▶ [What is needed]: Return a copy of every line in the data below that contains "score".

▶ [Task input]:

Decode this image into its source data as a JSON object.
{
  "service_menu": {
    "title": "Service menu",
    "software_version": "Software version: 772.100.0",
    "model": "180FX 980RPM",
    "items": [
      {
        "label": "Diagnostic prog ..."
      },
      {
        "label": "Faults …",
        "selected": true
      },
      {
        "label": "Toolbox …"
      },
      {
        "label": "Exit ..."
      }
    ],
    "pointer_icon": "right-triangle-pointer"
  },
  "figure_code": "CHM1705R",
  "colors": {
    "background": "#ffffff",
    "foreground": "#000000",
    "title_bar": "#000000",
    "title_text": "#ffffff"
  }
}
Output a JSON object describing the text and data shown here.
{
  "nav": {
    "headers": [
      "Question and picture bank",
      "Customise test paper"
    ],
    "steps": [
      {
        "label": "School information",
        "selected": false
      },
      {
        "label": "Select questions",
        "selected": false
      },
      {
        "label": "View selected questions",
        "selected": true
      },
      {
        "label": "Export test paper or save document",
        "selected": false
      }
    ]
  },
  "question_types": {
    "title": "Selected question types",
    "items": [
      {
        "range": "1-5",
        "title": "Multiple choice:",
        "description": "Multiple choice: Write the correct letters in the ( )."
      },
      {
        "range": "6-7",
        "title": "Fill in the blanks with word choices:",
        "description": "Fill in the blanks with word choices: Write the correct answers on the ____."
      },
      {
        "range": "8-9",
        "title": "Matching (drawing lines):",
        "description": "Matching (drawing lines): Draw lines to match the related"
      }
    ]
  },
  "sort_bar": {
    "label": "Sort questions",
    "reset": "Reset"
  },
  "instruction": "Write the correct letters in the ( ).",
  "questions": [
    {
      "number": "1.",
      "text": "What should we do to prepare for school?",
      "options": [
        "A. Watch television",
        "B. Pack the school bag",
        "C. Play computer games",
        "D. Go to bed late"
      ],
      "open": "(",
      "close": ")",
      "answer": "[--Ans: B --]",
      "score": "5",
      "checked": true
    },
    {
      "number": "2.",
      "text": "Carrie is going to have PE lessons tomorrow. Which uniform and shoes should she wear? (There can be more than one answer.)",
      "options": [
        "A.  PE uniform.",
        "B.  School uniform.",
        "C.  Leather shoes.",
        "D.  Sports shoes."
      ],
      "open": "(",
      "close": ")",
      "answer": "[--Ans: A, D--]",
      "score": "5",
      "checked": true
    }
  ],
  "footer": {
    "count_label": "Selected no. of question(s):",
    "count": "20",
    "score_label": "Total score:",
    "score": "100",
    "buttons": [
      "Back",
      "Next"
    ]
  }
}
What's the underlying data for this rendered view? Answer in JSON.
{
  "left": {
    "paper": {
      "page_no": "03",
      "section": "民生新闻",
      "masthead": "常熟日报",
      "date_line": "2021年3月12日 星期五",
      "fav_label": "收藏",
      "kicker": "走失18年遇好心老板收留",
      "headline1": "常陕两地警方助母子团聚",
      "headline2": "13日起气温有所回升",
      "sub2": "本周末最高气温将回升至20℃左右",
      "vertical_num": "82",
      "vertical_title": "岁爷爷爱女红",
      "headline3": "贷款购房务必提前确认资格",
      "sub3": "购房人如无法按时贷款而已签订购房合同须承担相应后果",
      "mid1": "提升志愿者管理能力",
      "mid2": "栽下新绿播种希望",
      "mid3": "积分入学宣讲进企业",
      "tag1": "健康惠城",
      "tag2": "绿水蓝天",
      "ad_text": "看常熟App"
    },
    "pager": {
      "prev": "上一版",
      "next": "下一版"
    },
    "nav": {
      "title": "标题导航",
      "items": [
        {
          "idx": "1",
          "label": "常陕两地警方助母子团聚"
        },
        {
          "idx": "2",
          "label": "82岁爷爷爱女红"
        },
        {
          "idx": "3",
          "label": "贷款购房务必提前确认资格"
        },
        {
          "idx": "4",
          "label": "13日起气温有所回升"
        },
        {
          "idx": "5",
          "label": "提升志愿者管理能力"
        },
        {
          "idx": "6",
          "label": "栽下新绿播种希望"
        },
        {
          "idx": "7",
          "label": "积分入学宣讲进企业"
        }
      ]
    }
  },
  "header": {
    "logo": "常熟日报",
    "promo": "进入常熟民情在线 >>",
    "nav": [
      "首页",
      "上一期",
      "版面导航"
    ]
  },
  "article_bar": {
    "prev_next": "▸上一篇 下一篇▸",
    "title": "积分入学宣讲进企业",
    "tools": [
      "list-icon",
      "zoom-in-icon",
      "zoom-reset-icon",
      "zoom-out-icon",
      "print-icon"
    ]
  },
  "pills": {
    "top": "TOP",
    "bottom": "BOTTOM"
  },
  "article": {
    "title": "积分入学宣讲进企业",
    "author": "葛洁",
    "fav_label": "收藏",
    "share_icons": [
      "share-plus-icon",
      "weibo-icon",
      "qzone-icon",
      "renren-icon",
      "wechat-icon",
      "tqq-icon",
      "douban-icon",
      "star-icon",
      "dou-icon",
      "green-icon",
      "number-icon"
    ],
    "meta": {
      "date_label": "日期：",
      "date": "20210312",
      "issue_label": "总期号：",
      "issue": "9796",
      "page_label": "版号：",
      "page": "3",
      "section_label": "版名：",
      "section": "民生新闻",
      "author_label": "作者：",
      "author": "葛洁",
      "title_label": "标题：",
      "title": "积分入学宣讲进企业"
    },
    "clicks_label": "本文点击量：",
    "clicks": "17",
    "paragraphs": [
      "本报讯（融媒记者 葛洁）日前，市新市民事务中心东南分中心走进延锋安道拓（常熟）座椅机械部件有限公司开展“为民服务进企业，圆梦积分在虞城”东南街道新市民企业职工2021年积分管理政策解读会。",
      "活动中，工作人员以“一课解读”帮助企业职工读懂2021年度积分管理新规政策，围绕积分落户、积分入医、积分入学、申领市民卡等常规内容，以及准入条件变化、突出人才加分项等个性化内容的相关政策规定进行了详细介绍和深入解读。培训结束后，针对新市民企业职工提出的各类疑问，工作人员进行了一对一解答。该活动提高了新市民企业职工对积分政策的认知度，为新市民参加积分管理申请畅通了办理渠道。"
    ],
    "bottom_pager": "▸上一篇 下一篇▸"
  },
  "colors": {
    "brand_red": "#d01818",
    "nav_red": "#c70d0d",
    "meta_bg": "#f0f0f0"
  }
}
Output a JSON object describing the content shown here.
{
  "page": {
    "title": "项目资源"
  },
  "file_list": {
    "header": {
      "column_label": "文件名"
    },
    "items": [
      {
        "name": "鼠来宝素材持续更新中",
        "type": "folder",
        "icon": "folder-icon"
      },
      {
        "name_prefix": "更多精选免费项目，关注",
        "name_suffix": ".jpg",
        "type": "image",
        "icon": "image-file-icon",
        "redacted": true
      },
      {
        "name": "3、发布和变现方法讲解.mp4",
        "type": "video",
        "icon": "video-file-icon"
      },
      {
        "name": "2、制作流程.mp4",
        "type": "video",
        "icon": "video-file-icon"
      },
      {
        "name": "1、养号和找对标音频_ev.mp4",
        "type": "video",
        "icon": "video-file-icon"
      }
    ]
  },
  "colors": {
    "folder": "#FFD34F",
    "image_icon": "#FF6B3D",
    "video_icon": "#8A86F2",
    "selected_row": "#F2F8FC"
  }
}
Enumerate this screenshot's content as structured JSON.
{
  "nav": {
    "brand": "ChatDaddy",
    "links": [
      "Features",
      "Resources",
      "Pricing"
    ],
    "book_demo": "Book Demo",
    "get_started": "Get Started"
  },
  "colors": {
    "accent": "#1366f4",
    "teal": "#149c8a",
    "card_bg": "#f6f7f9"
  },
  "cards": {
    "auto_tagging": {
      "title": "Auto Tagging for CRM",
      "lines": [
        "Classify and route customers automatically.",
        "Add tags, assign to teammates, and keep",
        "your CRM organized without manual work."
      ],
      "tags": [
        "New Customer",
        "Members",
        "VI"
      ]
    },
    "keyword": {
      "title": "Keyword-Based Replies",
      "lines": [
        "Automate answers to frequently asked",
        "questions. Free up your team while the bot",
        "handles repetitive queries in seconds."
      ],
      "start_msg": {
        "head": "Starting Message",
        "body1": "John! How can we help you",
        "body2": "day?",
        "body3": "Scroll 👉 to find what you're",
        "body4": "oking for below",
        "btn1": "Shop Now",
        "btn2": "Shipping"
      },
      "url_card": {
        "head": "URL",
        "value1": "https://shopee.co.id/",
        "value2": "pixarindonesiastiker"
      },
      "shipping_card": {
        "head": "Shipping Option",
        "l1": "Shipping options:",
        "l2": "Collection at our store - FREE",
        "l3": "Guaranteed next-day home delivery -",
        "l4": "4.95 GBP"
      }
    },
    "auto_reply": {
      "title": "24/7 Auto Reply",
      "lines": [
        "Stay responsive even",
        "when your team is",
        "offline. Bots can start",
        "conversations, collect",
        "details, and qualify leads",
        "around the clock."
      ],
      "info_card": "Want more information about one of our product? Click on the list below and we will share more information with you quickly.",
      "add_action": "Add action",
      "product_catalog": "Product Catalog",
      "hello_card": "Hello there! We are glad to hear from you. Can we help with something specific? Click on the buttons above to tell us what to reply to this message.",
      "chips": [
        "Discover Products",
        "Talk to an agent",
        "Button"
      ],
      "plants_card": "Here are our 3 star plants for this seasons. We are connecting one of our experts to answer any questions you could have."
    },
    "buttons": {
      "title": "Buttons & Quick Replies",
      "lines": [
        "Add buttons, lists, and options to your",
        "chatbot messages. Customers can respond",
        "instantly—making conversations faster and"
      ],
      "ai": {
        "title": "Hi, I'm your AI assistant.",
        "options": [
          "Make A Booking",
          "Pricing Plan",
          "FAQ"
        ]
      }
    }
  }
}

▶ [Completed task]:
      "score": "5",
      "score": "5",
    "score_label": "Total score:",
    "score": "100",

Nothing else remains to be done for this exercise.